As I have argued in other forums, this outcome may well have resulted to an important degree from the particular legal structures and customs that govern labor relations in much of Europe. For example, over the decades, Europe has sought to protect its workers from some of the presumed harsher aspects of free-market competition. To discourage layoffs, discharging employees was made difficult and costly compared with doing so in the United States. By law and by custom, American employers have faced far fewer impediments in recent years to releasing employees.
This difference is important in our new high-tech world because much, if not most, of the rate of return from the newer technologies results from cost reduction, which on a consolidated basis largely means the reduction of labor costs. Consequently, legal restraints on the ability of firms to readily implement such cost reductions lower the prospective rates of return on the newer technologies and, thus, the incentives to apply them.

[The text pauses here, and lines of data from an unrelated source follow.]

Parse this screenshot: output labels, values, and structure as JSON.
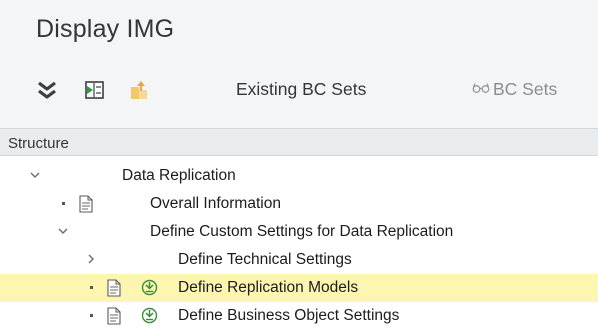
{
  "window": {
    "title": "Display IMG"
  },
  "toolbar": {
    "icons": [
      "expand-all-icon",
      "execute-icon",
      "bc-set-icon"
    ],
    "existing_bc_sets_label": "Existing BC Sets",
    "bc_sets_label": "BC Sets"
  },
  "tree": {
    "header": "Structure",
    "nodes": [
      {
        "label": "Data Replication"
      },
      {
        "label": "Overall Information"
      },
      {
        "label": "Define Custom Settings for Data Replication"
      },
      {
        "label": "Define Technical Settings"
      },
      {
        "label": "Define Replication Models"
      },
      {
        "label": "Define Business Object Settings"
      }
    ]
  },
  "colors": {
    "selected_row": "#fdf6b1",
    "execute_icon": "#3b8d3b",
    "doc_icon": "#5a5a5a"
  }
}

As a result, even though these technologies are available to all, the intensity of their application has been more clearly evident in the United States and other countries with fewer impediments to implementation. As a dividend, the level of employment in the United States has turned out to be higher as firms find hiring less risky and, hence, are more willing to add employees to their rosters.

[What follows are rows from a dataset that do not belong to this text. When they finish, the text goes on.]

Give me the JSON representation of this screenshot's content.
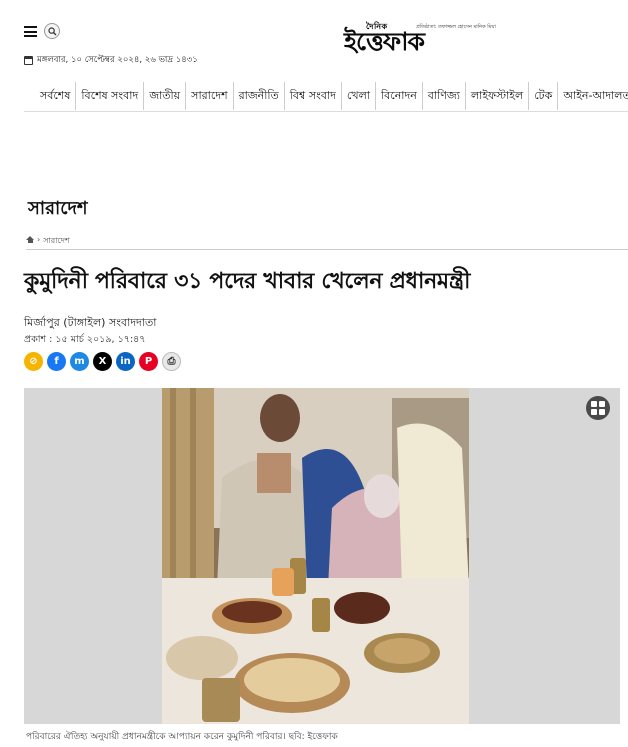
{
  "header": {
    "date": "মঙ্গলবার, ১০ সেপ্টেম্বর ২০২৪, ২৬ ভাদ্র ১৪৩১",
    "logo_small": "দৈনিক",
    "logo_main": "ইত্তেফাক",
    "logo_tagline": "প্রতিষ্ঠাতা: তফাজ্জল হোসেন মানিক মিয়া"
  },
  "nav": {
    "items": [
      "সর্বশেষ",
      "বিশেষ সংবাদ",
      "জাতীয়",
      "সারাদেশ",
      "রাজনীতি",
      "বিশ্ব সংবাদ",
      "খেলা",
      "বিনোদন",
      "বাণিজ্য",
      "লাইফস্টাইল",
      "টেক",
      "আইন-আদালত"
    ]
  },
  "section": {
    "title": "সারাদেশ"
  },
  "breadcrumb": {
    "current": "সারাদেশ"
  },
  "article": {
    "headline": "কুমুদিনী পরিবারে ৩১ পদের খাবার খেলেন প্রধানমন্ত্রী",
    "byline": "মির্জাপুর (টাঙ্গাইল) সংবাদদাতা",
    "published": "প্রকাশ : ১৫ মার্চ ২০১৯, ১৭:৪৭",
    "caption": "পরিবারের ঐতিহ্য অনুযায়ী প্রধানমন্ত্রীকে আপ্যায়ন করেন কুমুদিনী পরিবার। ছবি: ইত্তেফাক"
  },
  "share": [
    {
      "name": "copy-link-icon",
      "glyph": "⊘",
      "color": "#f5b400"
    },
    {
      "name": "facebook-icon",
      "glyph": "f",
      "color": "#1877f2"
    },
    {
      "name": "messenger-icon",
      "glyph": "m",
      "color": "#1e88e5"
    },
    {
      "name": "x-icon",
      "glyph": "X",
      "color": "#000000"
    },
    {
      "name": "linkedin-icon",
      "glyph": "in",
      "color": "#0a66c2"
    },
    {
      "name": "pinterest-icon",
      "glyph": "P",
      "color": "#e60023"
    },
    {
      "name": "print-icon",
      "glyph": "⎙",
      "color": "#e8e8e8"
    }
  ]
}
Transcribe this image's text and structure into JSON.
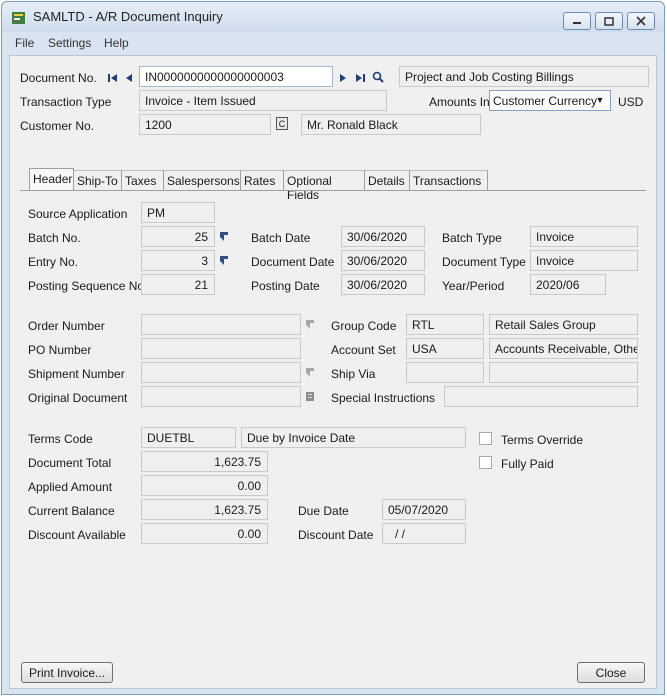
{
  "window": {
    "title": "SAMLTD - A/R Document Inquiry"
  },
  "menu": [
    "File",
    "Settings",
    "Help"
  ],
  "top": {
    "document_no_label": "Document No.",
    "document_no": "IN0000000000000000003",
    "document_description": "Project and Job Costing Billings",
    "transaction_type_label": "Transaction Type",
    "transaction_type": "Invoice - Item Issued",
    "amounts_in_label": "Amounts In",
    "amounts_in": "Customer Currency",
    "currency": "USD",
    "customer_no_label": "Customer No.",
    "customer_no": "1200",
    "customer_name": "Mr. Ronald Black"
  },
  "tabs": [
    {
      "label": "Header",
      "active": true
    },
    {
      "label": "Ship-To"
    },
    {
      "label": "Taxes"
    },
    {
      "label": "Salespersons"
    },
    {
      "label": "Rates"
    },
    {
      "label": "Optional Fields"
    },
    {
      "label": "Details"
    },
    {
      "label": "Transactions"
    }
  ],
  "header": {
    "source_application_label": "Source Application",
    "source_application": "PM",
    "batch_no_label": "Batch No.",
    "batch_no": "25",
    "entry_no_label": "Entry No.",
    "entry_no": "3",
    "posting_seq_label": "Posting Sequence No.",
    "posting_seq": "21",
    "batch_date_label": "Batch Date",
    "batch_date": "30/06/2020",
    "document_date_label": "Document Date",
    "document_date": "30/06/2020",
    "posting_date_label": "Posting Date",
    "posting_date": "30/06/2020",
    "batch_type_label": "Batch Type",
    "batch_type": "Invoice",
    "document_type_label": "Document Type",
    "document_type": "Invoice",
    "year_period_label": "Year/Period",
    "year_period": "2020/06",
    "order_number_label": "Order Number",
    "order_number": "",
    "po_number_label": "PO Number",
    "po_number": "",
    "shipment_number_label": "Shipment Number",
    "shipment_number": "",
    "original_document_label": "Original Document",
    "original_document": "",
    "group_code_label": "Group Code",
    "group_code": "RTL",
    "group_code_desc": "Retail Sales Group",
    "account_set_label": "Account Set",
    "account_set": "USA",
    "account_set_desc": "Accounts Receivable, Other",
    "ship_via_label": "Ship Via",
    "ship_via": "",
    "ship_via_desc": "",
    "special_instructions_label": "Special Instructions",
    "special_instructions": "",
    "terms_code_label": "Terms Code",
    "terms_code": "DUETBL",
    "terms_desc": "Due by Invoice Date",
    "terms_override_label": "Terms Override",
    "fully_paid_label": "Fully Paid",
    "document_total_label": "Document Total",
    "document_total": "1,623.75",
    "applied_amount_label": "Applied Amount",
    "applied_amount": "0.00",
    "current_balance_label": "Current Balance",
    "current_balance": "1,623.75",
    "discount_available_label": "Discount Available",
    "discount_available": "0.00",
    "due_date_label": "Due Date",
    "due_date": "05/07/2020",
    "discount_date_label": "Discount Date",
    "discount_date": "/  /"
  },
  "buttons": {
    "print_invoice": "Print Invoice...",
    "close": "Close"
  },
  "icons": {
    "app": "accpac-app-icon",
    "first": "first-record-icon",
    "previous": "previous-record-icon",
    "next": "next-record-icon",
    "last": "last-record-icon",
    "finder": "finder-magnifier-icon",
    "zoom": "zoom-drilldown-icon",
    "customer_info": "customer-info-icon"
  },
  "colors": {
    "window_frame": "#d9e4f1",
    "client_bg": "#f0f0f0",
    "nav_icon": "#1f3d7a"
  }
}
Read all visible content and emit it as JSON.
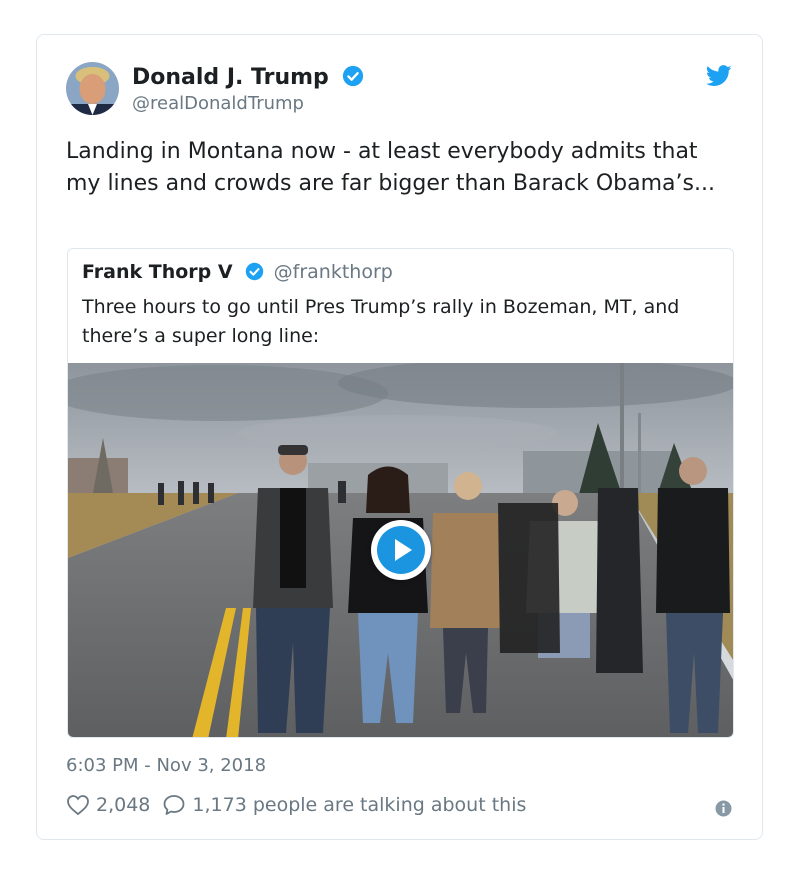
{
  "tweet": {
    "author": {
      "name": "Donald J. Trump",
      "handle": "@realDonaldTrump",
      "verified": true
    },
    "text": "Landing in Montana now - at least everybody admits that my lines and crowds are far bigger than Barack Obama’s...",
    "quoted": {
      "name": "Frank Thorp V",
      "handle": "@frankthorp",
      "verified": true,
      "text": "Three hours to go until Pres Trump’s rally in Bozeman, MT, and there’s a super long line:",
      "media": {
        "type": "video",
        "icon": "play-icon"
      }
    },
    "timestamp": "6:03 PM - Nov 3, 2018",
    "likes": "2,048",
    "talking": "1,173 people are talking about this"
  },
  "icons": {
    "verified": "verified-badge-icon",
    "brand": "twitter-bird-icon",
    "like": "heart-icon",
    "reply": "speech-bubble-icon",
    "info": "info-icon"
  },
  "colors": {
    "brand": "#1da1f2",
    "text": "#1c2022",
    "muted": "#697882",
    "border": "#e1e8ed",
    "play": "#1b95e0"
  }
}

The persistent strength of the dollar in the face of the United States' unsustainable current account deficit underscores this impressive propensity to accumulate dollar investments, relative to those denominated in euros.
I assume previous speakers have addressed the as-yet-unfulfilled expectation of a substantial diversification of the large holdings of international portfolios of dollars.
Some analysts predicted, before its introduction in January 1999, that the euro would rapidly displace part of the dollar holdings in many portfolios, including in particular official holdings of reserves. These expectations were probably overstated. History has shown us that once currencies achieve the status of an international vehicle currency, as the guilder and the pound did in previous centuries, the established infrastructure of deep and liquid markets favors their continuing to be so used. We have not yet reached the three-year mark since the euro appeared as a currency--a very short time by standards of international monetary history.
As I indicated earlier, we have seen substantial development in the markets for euro-denominated bonds and other fixed-income instruments. Advancements in other markets have been slower but should proceed in time.
I also note that the introduction of the euro created a motive for diversification into dollars for those investors who had previously obtained some portfolio balance by holding several European currencies. As stability between the exchange rates of those currencies increased through the late 1990s and then became absolute in January 1999, some investors were induced to substitute into dollars to regain the diversification they had lost as the euro-area currencies became more closely correlated.
We are left with the question of how the international role of the euro will unfold. The attraction of investing in dollar-denominated assets depends upon relative rates of return. To the extent that the capital flows we have observed from Europe to the United States are a critical piece of the story, the future will be determined, at least in part, by the success in Europe of matching the expected rates of return on U.S. assets. But market pressures toward portfolio diversification are clearly also going to play a major role in the future relative positions of the dollar and the euro. The world can only benefit from the competition.